from Mike Wascak, Road Captain
From Motorcyclist Magazine
If a car suddenly turns left across your bow, will you be able to stop in time? If you're a rider with average skills, the answer is most likely "no".
When faced with an imminent threat, we tend to freeze in our tracks as every byte of bandwidth is used to grasp what's going on. After critical moments pass, we finally realize that we must get this motorcycle stopped - now! Unfortunately, our primitive survival instincts are not very refined, so we tend to stab, grab, and stomp on the brakes. The problem is that abrupt, panic-fueled braking often leads to the sound of smashing plastic and metal.
While it's important to get your brake pads in contact with the rotors as quickly as possible, it's equally important to introduce this brake force progressively. Otherwise, you risk skidding and falling. The combined weight of bike and rider shifts forward under braking, which presses the front tire into the pavement for maximum grip and stopping power. Without this load transfer, the front tire can easily skid. Squeezing, not grabbing, the front brake allows time for this weight shift to occur and the front tire to bite the pavement hard.
Knowing about managing traction while braking is important, but will you be able to apply this knowledge in the heat of battle? Do you think you can apply maximum brake force while staring at a Buick's bumper? Most riders assume (or hope) they have the chops to pull off an emergency stop. But unless they have the training, they will likely fail. Are you any different?
Practicing correct emergency braking techniques has three purposes: (1) Experience what extreme braking feels like; (2) Learn to apply the brakes to their maximum potential without losing traction; (3) Engrain this technique in your mind and muscles so you will perform correctly even in desperate conditions. In other words, you must train so your survival instincts don't kill you.
Here's what you do: Find a clean parking lot where you can safely accelerate up to about 20 mph. Apply both brakes (yes, both brakes) firmly without grabbing or stomping. Apply more front brake-lever pressure as you slow; squeeze then squeeze more. You'll feel your eyeballs press forward in your skull when you get it right. If you skid the front tire, ease lever pressure immediately. If you skid the rear tire, you can release it if you're more or less upright. Use a bit less rear-brake pressure next time. Rinse and repeat until the act of emergency braking is engrained and second nature.
Many sportbike riders discover that it's easy to skid the rear tire on their short wheelbase machines, so they choose to avoid the rear brake. But the rear brake provides a useful amount of brake force and also increases chassis stability. The trick to preventing a rear-tire skid is to gradually release pressure as the load pitches forward. On the racetrack, extreme braking force and forward load transfer unloads the rear tire enough to make the rear brake ineffective, which is why most racers and trackday riders don't use the rear brake.

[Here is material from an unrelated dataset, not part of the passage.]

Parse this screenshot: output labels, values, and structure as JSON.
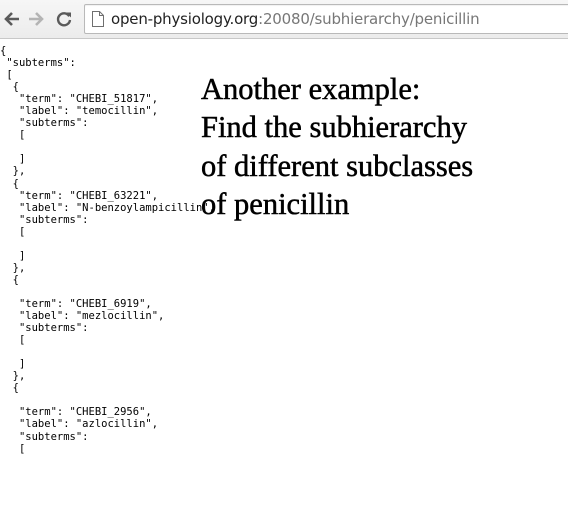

With all this talk about skidding tires, what about ABS? Just because your bike has ABS doesn't mean you're excused from practice! Yes, antilock braking systems can help maintain control and virtually eliminate the risk of skidding, but they don't apply the brakes for you. That's why you need to practice; a surprising number of riders whose machines have ABS still fail to use their brakes hard enough to avoid a collision.
Since the need to use emergency-braking techniques is relatively rare, most riders aren't very good at it. Regular parking lot practice will help you master the emergency braking technique and provide you the opportunity to discover your bike's full braking potential. You'll soon become better prepared to unleash the awesome braking power available to you.